Taxpayers scored a victory last year with the passage of Senate Bill 644 (now Act 15). The new law requires the Independent Fiscal Office (IFO) to provide cost analysis reports for state collective bargaining agreements before they take effect.

Act 15 is an important step forward on the transparency front, but more needs to be done. Taxpayers remain shut out of negotiations far too often—despite shouldering the costs of union contracts.

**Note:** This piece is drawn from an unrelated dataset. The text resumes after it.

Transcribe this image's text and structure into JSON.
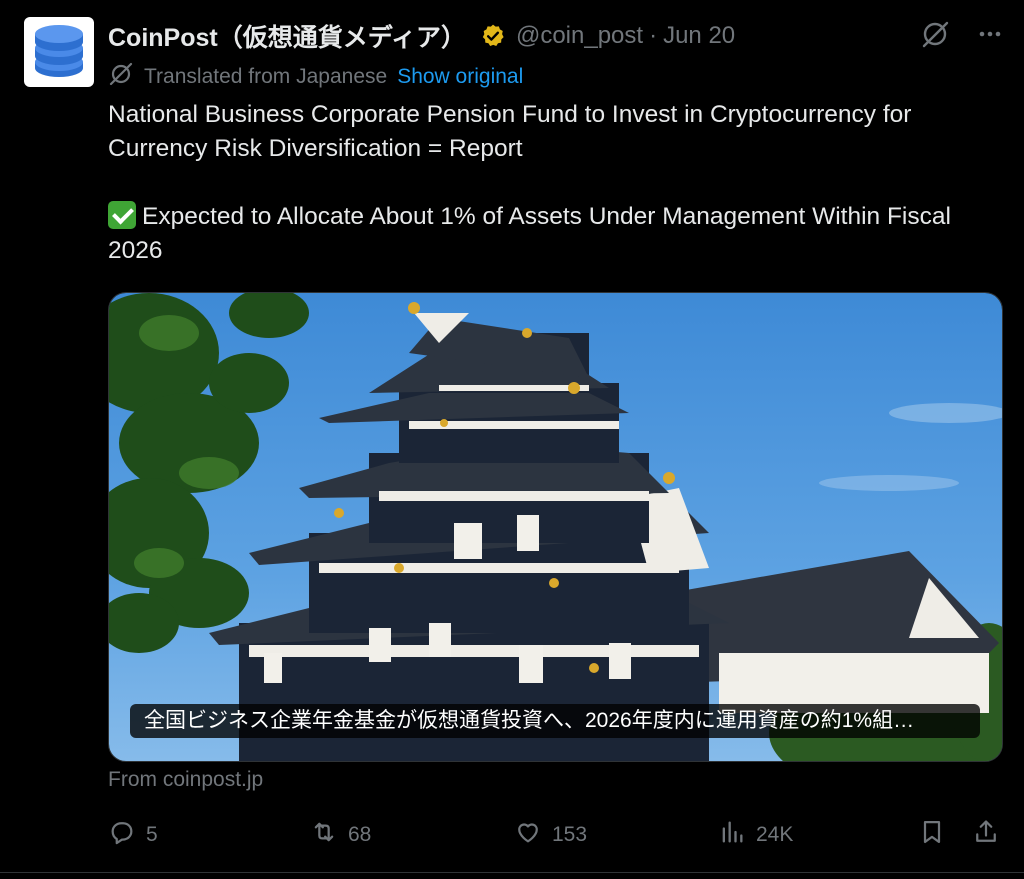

Providing the public with information about the collective bargaining process would serve as a check against the lavish deals with government union leaders that are common under today's opaque bargaining process.

In some cases, the union leaders on the other side of the negotiating table helped those same public officials get elected—an obvious conflict of interest that should not be ignored.

Sen. Stefano has reintroduced legislation to require the public posting of collective bargaining agreements—and their costs—two weeks before implementation.

Senators Ryan Aument and Scott Martin have also introduced transparency measures. Sen. Aument’s proposal would allow the public access to collective bargaining negotiations. Sen. Martin’s proposal would remove the collective bargaining exemption from the state’s Right-to-Know law—giving Pennsylvanians the ability to review documents used to determine compensation schedules.

With compensation exceeding $97,000 per public employee, now is the time to give taxpayers a seat at the collective bargaining table. Twelve states have already made the collective bargaining process open in some form. Pennsylvania should join these other states.

Leaving taxpayers in the dark while expensive contracts are hammered out in secret perpetuates Pennsylvania's reputation for corruption and waste. It's time to give those paying the bills a fair shake.